When the Bengals tried to take their biggest shot down the field of the first half, Burrow spun right into a Bears pass rusher.
With 24 seconds left in the first half, the Bengals ran another five wide receiver set. This time, four of the five receivers sprinted down the field as the Bengals searched for a big play. Burrow took a full three-step drop out of a shotgun formation, giving the play some time to develop.
Even though the Bears only rushed four defensive lineman, Nichols pushed Bengals left guard Quinton Spain straight back in the pocket. Burrow is usually effective in these situations, spinning out of the pocket to scramble and give the receivers a chance to improvise.
This time, Burrow didn’t have any time for improvisation. Because Spain and center Trey Hopkins lost their ground in the middle of the pocket, Burrow spun backward into a sack.
- First and 10 from the Bengals' 35-yard line; 11:22 left in the third quarter. Burrow throws an incomplete deep ball to Tee Higgins.
This was the deep ball the Bengals wish they could have had another chance at executing. Facing a five-man rush, Burrow had a perfectly clean pocket and completed a full drop back. Then, he stepped up in the pocket for a potential 45-yard deep ball to Higgins.
Instead of hitting Higgins in stride on Higgins’ right shoulder, Burrow threw the ball to his left shoulder. That gave Bears cornerback Jaylon Johnson a chance to break up the pass.
This offseason, Burrow changed his mechanics to improve his velocity and his arm strength on the deep ball. This play showed there’s a razor-thin margin between completing the pass and watching it hit the ground. Burrow’s pass was a few feet to the left of where it should have been, but that was enough of a difference on a 45-yard throw.
- Second and 10 from the Bengals' 35-yard line; 12:42 left in the third quarter. Burrow is sacked by Khalil Mack for a 6-yard loss.
On Monday, as Taylor broke down the way the offense played against the Bears, he seemed most frustrated by this play. The Bengals' offensive line has been responsible for some of the Bengals sacks, but many of them had nothing to do with how well the Bengals blocked.
Taylor called a screen pass either to Ja’Marr Chase or Mike Thomas. The problem was both ran down the left side of the field. Meanwhile, the Bengals' offensive linemen pulled its protection to the left side of the field to block where Chase or Thomas was supposed to be. But they both ran down the field, so instead Burrow had two defensive linemen running straight at him. Burrow had no one to throw the ball to, so he took another sack.

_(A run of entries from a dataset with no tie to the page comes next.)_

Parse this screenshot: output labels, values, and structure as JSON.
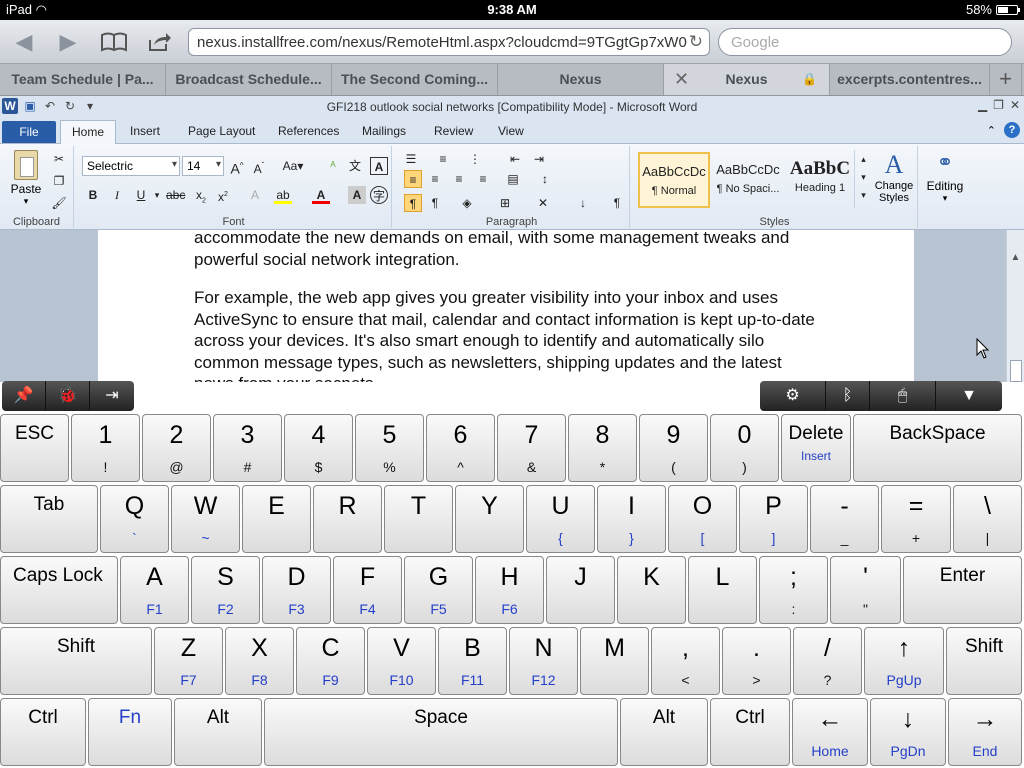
{
  "status": {
    "device": "iPad",
    "time": "9:38 AM",
    "battery": "58%",
    "battery_fraction": 0.58
  },
  "safari": {
    "url": "nexus.installfree.com/nexus/RemoteHtml.aspx?cloudcmd=9TGgtGp7xW0",
    "search_placeholder": "Google"
  },
  "tabs": [
    {
      "label": "Team Schedule | Pa..."
    },
    {
      "label": "Broadcast Schedule..."
    },
    {
      "label": "The Second Coming..."
    },
    {
      "label": "Nexus"
    },
    {
      "label": "Nexus"
    },
    {
      "label": "excerpts.contentres..."
    }
  ],
  "word": {
    "title": "GFI218 outlook social networks [Compatibility Mode] - Microsoft Word",
    "ribbon_tabs": {
      "file": "File",
      "home": "Home",
      "insert": "Insert",
      "page_layout": "Page Layout",
      "references": "References",
      "mailings": "Mailings",
      "review": "Review",
      "view": "View"
    },
    "clipboard": {
      "paste": "Paste",
      "label": "Clipboard"
    },
    "font": {
      "name": "Selectric",
      "size": "14",
      "label": "Font"
    },
    "paragraph": {
      "label": "Paragraph"
    },
    "styles": {
      "label": "Styles",
      "items": [
        {
          "sample": "AaBbCcDc",
          "name": "¶ Normal"
        },
        {
          "sample": "AaBbCcDc",
          "name": "¶ No Spaci..."
        },
        {
          "sample": "AaBbC",
          "name": "Heading 1"
        }
      ],
      "change_styles": "Change Styles"
    },
    "editing": {
      "label": "Editing"
    },
    "document": {
      "para1": "accommodate the new demands on email, with some management tweaks and powerful social network integration.",
      "para2": "For example, the web app gives you greater visibility into your inbox and uses ActiveSync to ensure that mail, calendar and contact information is kept up-to-date across your devices. It's also smart enough to identify and automatically silo common message types, such as newsletters, shipping updates and the latest news from your socnets."
    }
  },
  "keyboard": {
    "row1": [
      {
        "main": "ESC"
      },
      {
        "main": "1",
        "sub": "!"
      },
      {
        "main": "2",
        "sub": "@"
      },
      {
        "main": "3",
        "sub": "#"
      },
      {
        "main": "4",
        "sub": "$"
      },
      {
        "main": "5",
        "sub": "%"
      },
      {
        "main": "6",
        "sub": "^"
      },
      {
        "main": "7",
        "sub": "&"
      },
      {
        "main": "8",
        "sub": "*"
      },
      {
        "main": "9",
        "sub": "("
      },
      {
        "main": "0",
        "sub": ")"
      },
      {
        "main": "Delete",
        "sub": "Insert"
      },
      {
        "main": "BackSpace"
      }
    ],
    "row2": [
      {
        "main": "Tab"
      },
      {
        "main": "Q",
        "sub": "`"
      },
      {
        "main": "W",
        "sub": "~"
      },
      {
        "main": "E"
      },
      {
        "main": "R"
      },
      {
        "main": "T"
      },
      {
        "main": "Y"
      },
      {
        "main": "U",
        "sub": "{"
      },
      {
        "main": "I",
        "sub": "}"
      },
      {
        "main": "O",
        "sub": "["
      },
      {
        "main": "P",
        "sub": "]"
      },
      {
        "main": "-",
        "sub": "_"
      },
      {
        "main": "=",
        "sub": "+"
      },
      {
        "main": "\\",
        "sub": "|"
      }
    ],
    "row3": [
      {
        "main": "Caps Lock"
      },
      {
        "main": "A",
        "sub": "F1"
      },
      {
        "main": "S",
        "sub": "F2"
      },
      {
        "main": "D",
        "sub": "F3"
      },
      {
        "main": "F",
        "sub": "F4"
      },
      {
        "main": "G",
        "sub": "F5"
      },
      {
        "main": "H",
        "sub": "F6"
      },
      {
        "main": "J"
      },
      {
        "main": "K"
      },
      {
        "main": "L"
      },
      {
        "main": ";",
        "sub": ":"
      },
      {
        "main": "'",
        "sub": "\""
      },
      {
        "main": "Enter"
      }
    ],
    "row4": [
      {
        "main": "Shift"
      },
      {
        "main": "Z",
        "sub": "F7"
      },
      {
        "main": "X",
        "sub": "F8"
      },
      {
        "main": "C",
        "sub": "F9"
      },
      {
        "main": "V",
        "sub": "F10"
      },
      {
        "main": "B",
        "sub": "F11"
      },
      {
        "main": "N",
        "sub": "F12"
      },
      {
        "main": "M"
      },
      {
        "main": ",",
        "sub": "<"
      },
      {
        "main": ".",
        "sub": ">"
      },
      {
        "main": "/",
        "sub": "?"
      },
      {
        "main": "↑",
        "sub": "PgUp"
      },
      {
        "main": "Shift"
      }
    ],
    "row5": [
      {
        "main": "Ctrl"
      },
      {
        "main": "Fn"
      },
      {
        "main": "Alt"
      },
      {
        "main": "Space"
      },
      {
        "main": "Alt"
      },
      {
        "main": "Ctrl"
      },
      {
        "main": "←",
        "sub": "Home"
      },
      {
        "main": "↓",
        "sub": "PgDn"
      },
      {
        "main": "→",
        "sub": "End"
      }
    ]
  },
  "colors": {
    "accent_blue": "#2540c8",
    "file_tab": "#2a5da8"
  }
}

- Second and 10 on the Bears 41-yard line; 9:55 left in the third quarter. Burrow is sacked by Roquan Smith for an 8-yard loss.
The two biggest hits Burrow took Sunday were a result of the same issue. Those mistakes happened once on each side of the Bengals' offensive line.
On the Bengals' first drive of the game, Burrow took his first sack when two Bears pass rushers crisscrossed against Spain and left tackle Jonah Williams. Then in the third quarter, two Bears pass rushers did the same thing on the right side of the Bengals' offensive line.
Smith ran free outside right tackle Riley Reiff to sack Burrow.
“We had some fundamental issues and some twist pick ups (responsibilities) that led us to (allowing) some sacks,” offensive coordinator Brian Callahan said. “Our guys are better than that. The standard is higher. We expect better and it wasn't.”
- Second and 6 from the Bengals 29-yard line; 10:19 left in the fourth quarter. Burrow is picked off by cornerback Jaylon Johnson.
The most impactful player on the field Sunday was Johnson. He had four pass deflections and an interception, and was most often the cornerback blanketing Higgins or Chase outside the numbers.
Johnson made the biggest play of the game with his interception of Burrow. It looked like Johnson was dropping back in zone coverage, and Burrow threw an out route to Higgins. Johnson identified the play quickly, jumped the route and picked it off.
“The route was good, he just made the decision that I’m going to jump this route and he did it,” Taylor said. “You don’t want to overreact to those things.”